Whenever a line of the entries below holds the string "hint", copy that line and return it.

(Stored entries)
▽
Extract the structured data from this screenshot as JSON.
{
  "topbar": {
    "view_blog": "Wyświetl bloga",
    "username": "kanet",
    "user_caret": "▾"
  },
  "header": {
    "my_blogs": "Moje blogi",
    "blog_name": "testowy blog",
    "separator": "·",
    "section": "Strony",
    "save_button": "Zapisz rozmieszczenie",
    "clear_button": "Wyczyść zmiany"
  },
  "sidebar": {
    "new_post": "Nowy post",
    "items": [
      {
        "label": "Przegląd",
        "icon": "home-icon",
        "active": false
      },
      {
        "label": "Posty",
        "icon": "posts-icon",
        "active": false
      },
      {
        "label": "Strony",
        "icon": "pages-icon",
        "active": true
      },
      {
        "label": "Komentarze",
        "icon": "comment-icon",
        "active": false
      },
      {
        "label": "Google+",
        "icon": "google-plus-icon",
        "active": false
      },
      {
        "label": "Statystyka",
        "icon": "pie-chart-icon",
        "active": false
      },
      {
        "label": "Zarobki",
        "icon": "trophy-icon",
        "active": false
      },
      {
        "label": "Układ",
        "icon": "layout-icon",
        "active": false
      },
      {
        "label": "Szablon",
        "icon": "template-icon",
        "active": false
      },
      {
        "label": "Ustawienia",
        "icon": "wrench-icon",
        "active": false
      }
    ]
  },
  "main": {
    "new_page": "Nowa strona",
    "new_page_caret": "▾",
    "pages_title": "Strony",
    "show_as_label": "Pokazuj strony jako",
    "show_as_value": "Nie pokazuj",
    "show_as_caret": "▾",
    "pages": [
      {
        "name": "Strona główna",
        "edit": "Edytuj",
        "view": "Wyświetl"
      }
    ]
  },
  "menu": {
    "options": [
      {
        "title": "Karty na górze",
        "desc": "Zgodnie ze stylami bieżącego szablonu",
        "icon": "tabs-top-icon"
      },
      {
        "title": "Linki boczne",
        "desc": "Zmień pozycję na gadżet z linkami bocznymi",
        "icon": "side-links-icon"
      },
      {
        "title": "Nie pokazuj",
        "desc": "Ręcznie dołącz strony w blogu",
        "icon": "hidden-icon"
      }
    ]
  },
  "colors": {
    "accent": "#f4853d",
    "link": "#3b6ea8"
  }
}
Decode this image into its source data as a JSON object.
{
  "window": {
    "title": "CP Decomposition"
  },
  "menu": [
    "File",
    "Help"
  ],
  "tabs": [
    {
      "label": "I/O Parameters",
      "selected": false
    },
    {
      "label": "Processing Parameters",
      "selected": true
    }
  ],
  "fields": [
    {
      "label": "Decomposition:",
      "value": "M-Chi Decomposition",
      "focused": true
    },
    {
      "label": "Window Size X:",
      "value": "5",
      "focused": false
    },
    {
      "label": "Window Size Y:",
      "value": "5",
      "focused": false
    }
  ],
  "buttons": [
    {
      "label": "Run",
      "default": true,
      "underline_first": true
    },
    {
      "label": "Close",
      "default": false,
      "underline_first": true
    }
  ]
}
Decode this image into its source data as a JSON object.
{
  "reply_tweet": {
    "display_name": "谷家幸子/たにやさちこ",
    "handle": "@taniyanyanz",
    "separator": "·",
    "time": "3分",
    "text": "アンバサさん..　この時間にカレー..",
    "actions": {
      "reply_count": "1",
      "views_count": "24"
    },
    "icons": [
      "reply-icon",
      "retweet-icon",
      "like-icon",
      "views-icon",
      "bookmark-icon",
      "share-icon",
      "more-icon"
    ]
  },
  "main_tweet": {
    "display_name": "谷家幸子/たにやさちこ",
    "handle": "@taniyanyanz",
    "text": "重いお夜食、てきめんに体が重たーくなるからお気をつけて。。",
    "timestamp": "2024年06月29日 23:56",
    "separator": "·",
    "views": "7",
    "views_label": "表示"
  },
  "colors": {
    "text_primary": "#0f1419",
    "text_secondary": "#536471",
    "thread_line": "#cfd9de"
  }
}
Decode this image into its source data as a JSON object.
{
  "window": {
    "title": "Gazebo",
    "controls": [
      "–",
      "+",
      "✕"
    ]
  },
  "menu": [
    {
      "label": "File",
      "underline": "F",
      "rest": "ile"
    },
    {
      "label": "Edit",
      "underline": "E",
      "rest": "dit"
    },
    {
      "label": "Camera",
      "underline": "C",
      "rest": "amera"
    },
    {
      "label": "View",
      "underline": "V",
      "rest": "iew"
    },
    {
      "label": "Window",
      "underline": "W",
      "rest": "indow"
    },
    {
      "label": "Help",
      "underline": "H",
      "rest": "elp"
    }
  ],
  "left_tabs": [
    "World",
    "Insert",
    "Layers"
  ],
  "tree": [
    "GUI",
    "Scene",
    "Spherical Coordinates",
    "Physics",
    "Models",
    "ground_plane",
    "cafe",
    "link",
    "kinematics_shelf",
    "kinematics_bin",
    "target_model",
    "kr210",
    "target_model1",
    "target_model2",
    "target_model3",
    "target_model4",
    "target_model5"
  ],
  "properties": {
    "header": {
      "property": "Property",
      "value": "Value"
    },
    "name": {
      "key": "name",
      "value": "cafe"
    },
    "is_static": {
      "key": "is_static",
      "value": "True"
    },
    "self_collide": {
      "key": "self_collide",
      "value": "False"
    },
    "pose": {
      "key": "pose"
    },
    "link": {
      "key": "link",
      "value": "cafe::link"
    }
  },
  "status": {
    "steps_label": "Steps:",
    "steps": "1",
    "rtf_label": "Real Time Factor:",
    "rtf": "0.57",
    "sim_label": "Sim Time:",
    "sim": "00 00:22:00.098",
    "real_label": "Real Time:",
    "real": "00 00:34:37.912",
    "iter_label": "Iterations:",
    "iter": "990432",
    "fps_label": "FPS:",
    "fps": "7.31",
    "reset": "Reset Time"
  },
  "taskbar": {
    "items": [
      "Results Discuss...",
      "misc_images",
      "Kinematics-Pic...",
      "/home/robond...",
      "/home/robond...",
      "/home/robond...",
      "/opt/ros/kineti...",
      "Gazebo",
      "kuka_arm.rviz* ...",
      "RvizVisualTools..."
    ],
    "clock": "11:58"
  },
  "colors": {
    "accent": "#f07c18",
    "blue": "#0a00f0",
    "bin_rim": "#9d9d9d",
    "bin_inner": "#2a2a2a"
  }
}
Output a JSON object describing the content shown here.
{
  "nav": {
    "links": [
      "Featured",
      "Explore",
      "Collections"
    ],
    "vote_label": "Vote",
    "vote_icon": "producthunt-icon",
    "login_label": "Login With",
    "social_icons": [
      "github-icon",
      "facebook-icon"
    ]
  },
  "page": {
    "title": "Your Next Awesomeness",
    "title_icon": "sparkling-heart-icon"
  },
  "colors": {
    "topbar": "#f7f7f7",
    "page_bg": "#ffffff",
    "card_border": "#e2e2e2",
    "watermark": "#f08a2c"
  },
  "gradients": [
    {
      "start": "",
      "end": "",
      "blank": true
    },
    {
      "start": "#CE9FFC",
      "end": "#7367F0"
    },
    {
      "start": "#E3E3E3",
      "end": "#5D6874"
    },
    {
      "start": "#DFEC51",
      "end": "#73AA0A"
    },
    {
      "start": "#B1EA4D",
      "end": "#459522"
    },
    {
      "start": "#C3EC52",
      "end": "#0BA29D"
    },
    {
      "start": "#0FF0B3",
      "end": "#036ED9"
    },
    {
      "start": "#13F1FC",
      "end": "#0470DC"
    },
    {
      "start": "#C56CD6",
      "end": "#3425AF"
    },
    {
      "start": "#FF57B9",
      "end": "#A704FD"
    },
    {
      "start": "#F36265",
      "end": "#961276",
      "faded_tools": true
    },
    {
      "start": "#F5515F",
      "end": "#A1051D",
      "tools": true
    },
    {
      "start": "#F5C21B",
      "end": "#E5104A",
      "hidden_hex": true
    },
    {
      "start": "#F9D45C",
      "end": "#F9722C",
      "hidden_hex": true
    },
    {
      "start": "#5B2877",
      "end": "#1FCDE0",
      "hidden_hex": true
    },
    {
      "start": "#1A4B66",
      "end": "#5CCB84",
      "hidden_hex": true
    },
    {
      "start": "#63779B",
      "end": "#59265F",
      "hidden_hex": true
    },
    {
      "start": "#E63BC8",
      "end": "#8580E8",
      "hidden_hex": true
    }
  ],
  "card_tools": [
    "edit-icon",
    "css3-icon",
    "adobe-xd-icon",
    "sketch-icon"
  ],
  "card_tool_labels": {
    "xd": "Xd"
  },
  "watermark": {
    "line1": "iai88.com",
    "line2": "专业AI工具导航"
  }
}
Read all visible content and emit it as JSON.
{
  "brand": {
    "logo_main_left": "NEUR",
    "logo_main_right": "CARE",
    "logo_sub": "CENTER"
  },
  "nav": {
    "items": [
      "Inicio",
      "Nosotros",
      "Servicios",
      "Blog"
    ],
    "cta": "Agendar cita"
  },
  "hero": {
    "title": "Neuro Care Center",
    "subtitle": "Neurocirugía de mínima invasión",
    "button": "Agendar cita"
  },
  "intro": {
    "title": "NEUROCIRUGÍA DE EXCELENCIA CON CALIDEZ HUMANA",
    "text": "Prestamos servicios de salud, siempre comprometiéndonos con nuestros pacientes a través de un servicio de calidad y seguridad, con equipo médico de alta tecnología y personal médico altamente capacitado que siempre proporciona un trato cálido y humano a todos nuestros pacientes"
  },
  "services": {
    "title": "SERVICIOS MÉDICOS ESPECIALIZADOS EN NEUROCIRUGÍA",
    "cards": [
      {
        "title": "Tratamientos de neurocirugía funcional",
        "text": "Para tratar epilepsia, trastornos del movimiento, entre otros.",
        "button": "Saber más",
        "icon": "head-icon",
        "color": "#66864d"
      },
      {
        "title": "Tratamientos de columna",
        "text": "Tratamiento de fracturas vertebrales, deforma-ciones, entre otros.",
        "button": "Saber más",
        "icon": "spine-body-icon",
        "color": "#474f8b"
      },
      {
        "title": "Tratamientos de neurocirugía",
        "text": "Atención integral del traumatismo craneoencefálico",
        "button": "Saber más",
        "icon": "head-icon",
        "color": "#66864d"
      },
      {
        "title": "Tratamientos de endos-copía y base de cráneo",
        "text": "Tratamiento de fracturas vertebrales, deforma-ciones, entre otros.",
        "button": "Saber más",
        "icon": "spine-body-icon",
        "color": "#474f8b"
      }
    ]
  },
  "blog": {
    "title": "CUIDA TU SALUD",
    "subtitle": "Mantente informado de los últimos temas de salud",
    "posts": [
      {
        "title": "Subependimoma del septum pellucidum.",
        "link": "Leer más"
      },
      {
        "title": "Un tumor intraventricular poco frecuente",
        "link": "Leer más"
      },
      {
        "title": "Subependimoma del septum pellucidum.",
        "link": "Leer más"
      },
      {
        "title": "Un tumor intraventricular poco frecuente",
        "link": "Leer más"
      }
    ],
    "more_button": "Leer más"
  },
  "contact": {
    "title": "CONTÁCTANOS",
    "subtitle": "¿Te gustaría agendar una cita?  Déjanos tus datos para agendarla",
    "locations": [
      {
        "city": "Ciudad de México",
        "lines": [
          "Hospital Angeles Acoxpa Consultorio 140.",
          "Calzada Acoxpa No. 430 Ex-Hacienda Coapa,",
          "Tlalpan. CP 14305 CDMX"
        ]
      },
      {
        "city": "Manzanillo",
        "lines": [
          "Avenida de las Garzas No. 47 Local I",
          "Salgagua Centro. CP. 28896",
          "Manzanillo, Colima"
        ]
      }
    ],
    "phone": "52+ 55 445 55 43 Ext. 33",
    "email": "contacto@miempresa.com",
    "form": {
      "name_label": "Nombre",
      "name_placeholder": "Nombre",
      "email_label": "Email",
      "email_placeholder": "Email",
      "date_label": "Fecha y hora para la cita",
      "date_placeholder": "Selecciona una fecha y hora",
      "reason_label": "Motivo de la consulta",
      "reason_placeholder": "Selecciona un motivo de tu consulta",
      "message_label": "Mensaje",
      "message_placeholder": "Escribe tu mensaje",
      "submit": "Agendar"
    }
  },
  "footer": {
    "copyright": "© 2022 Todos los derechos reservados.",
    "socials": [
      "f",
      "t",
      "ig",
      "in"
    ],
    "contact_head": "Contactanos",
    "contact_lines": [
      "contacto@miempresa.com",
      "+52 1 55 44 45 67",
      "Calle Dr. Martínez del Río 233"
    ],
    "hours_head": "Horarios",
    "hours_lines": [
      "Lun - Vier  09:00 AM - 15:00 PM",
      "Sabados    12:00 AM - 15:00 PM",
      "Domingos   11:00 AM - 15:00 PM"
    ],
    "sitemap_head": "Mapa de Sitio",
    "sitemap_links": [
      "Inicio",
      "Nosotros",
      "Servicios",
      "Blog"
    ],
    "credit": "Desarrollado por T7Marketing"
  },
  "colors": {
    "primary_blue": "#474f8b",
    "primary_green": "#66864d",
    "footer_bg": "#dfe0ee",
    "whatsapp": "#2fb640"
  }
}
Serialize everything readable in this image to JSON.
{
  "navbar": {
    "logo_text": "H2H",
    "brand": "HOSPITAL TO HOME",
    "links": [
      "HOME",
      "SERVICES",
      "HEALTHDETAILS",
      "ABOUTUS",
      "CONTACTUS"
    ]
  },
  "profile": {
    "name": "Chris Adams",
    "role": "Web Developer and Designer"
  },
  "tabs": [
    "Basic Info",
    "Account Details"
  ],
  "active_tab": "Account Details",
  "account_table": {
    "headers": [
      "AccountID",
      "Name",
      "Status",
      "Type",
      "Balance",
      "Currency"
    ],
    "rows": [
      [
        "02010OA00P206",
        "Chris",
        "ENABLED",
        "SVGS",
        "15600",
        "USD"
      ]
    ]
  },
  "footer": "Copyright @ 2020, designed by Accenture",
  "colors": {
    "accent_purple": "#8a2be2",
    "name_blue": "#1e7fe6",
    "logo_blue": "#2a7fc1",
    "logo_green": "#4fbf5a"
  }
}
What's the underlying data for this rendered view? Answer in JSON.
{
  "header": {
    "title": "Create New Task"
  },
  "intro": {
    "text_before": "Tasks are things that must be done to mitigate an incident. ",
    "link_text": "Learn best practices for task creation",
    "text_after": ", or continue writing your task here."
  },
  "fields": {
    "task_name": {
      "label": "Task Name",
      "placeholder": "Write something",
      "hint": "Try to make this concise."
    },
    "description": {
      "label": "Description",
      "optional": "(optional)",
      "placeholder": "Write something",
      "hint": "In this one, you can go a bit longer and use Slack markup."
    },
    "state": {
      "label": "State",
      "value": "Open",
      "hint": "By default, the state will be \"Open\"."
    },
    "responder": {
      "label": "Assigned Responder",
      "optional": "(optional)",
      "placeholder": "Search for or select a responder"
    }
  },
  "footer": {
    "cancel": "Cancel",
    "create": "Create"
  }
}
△
* Solution for this problem *
      "hint": "Try to make this concise."
      "hint": "In this one, you can go a bit longer and use Slack markup."
      "hint": "By default, the state will be \"Open\"."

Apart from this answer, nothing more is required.